He worshipped and offered prayers to Mount Govardhan. After doing this, he lifted the mountain with the little finger of his right hand. The mountain served as a big umbrella for all the people so they could shelter under it. After this heroic act, King Krishna became known as Giridhari or Govardhandhari.
Govardhan Puja Celebration
Today, the Hindus have many ways of celebrating this puja. One way is by building cow dung hillocks. These hillocks symbolize the Mount Govardhan which was lifted by the Lord Krishna. They decorate them with flowers and worship them. They move in a circle all around the cow dung hillocks and offer prayers to Lord Govardhan.
Another way of celebrating it is by practicing Anna-Koot. This tradition literally means “mountain of food”. The people prepare fifty-six or one hundred eight different delicious dishes and offer them to Lord Krishna as Bhog. Aside from this, the deities are given milk bath, dressed in new clothes and decorated with dazzling diamonds, pearls, rubies and other precious stones and metals. This is specifically done in the temples in Mathura and Nathdwara. They are worshipped and offered prayers and bhajans. Delicious sweets and fruits are ceremoniously formed into a mountain and are offered before the idols.

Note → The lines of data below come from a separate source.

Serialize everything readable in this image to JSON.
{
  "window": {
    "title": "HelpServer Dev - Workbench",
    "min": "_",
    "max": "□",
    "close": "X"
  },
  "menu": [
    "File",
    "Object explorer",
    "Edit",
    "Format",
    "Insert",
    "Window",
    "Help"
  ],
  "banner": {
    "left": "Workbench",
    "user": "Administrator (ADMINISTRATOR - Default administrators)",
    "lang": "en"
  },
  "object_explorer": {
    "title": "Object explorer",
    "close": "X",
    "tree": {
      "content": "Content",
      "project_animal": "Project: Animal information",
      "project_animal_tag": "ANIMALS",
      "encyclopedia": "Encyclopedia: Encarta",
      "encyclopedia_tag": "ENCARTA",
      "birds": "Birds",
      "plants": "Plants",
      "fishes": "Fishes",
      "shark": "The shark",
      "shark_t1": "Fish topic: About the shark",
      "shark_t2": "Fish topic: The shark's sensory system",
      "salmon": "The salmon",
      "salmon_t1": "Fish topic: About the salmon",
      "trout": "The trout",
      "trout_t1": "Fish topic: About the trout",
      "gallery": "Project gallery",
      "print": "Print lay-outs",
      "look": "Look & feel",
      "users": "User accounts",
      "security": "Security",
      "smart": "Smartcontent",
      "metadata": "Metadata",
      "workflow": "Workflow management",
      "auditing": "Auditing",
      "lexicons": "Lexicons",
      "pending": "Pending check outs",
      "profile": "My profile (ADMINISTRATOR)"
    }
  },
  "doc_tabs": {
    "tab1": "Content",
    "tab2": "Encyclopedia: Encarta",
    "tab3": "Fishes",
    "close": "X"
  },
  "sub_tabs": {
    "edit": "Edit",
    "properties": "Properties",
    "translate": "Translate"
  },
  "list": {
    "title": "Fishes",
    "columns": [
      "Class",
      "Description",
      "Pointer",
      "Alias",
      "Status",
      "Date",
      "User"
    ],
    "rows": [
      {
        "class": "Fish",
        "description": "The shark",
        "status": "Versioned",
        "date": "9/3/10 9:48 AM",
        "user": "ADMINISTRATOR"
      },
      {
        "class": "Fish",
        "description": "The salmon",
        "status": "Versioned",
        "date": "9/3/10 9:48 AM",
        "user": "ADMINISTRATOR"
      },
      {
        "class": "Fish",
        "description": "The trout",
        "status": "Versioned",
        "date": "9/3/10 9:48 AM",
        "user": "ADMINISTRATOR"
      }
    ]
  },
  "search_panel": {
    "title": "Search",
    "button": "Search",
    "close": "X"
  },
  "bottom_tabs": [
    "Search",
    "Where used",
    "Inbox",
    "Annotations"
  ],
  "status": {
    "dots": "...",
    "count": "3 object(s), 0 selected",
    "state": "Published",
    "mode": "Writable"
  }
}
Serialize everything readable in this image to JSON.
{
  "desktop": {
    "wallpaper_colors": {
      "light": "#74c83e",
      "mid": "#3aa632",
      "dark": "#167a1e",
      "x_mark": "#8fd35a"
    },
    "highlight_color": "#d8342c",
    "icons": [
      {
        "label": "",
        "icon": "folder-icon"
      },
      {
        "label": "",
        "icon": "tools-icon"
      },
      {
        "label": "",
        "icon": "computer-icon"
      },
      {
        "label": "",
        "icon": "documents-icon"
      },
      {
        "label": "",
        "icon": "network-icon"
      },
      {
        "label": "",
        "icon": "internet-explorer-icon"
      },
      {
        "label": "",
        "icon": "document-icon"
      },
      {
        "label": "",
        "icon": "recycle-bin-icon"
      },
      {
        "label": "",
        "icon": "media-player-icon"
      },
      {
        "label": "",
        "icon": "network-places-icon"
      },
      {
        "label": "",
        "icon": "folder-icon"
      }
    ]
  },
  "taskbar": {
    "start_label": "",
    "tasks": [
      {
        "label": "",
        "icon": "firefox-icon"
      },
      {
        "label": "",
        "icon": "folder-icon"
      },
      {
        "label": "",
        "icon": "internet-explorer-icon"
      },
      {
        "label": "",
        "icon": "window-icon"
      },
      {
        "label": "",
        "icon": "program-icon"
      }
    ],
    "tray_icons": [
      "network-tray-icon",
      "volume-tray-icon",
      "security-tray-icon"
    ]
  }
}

This fourth day of Diwali celebrations also has a variant. For some, this day is also known as Kartik Shuddh Padwa. It was believed that this was the day when King Bali came out of the nether land and ruled the world given to him by Lord Vishnu. This day also marks the coronation of King Vikramaditya, giving way to the start of Vikaram-Samvat Celebration.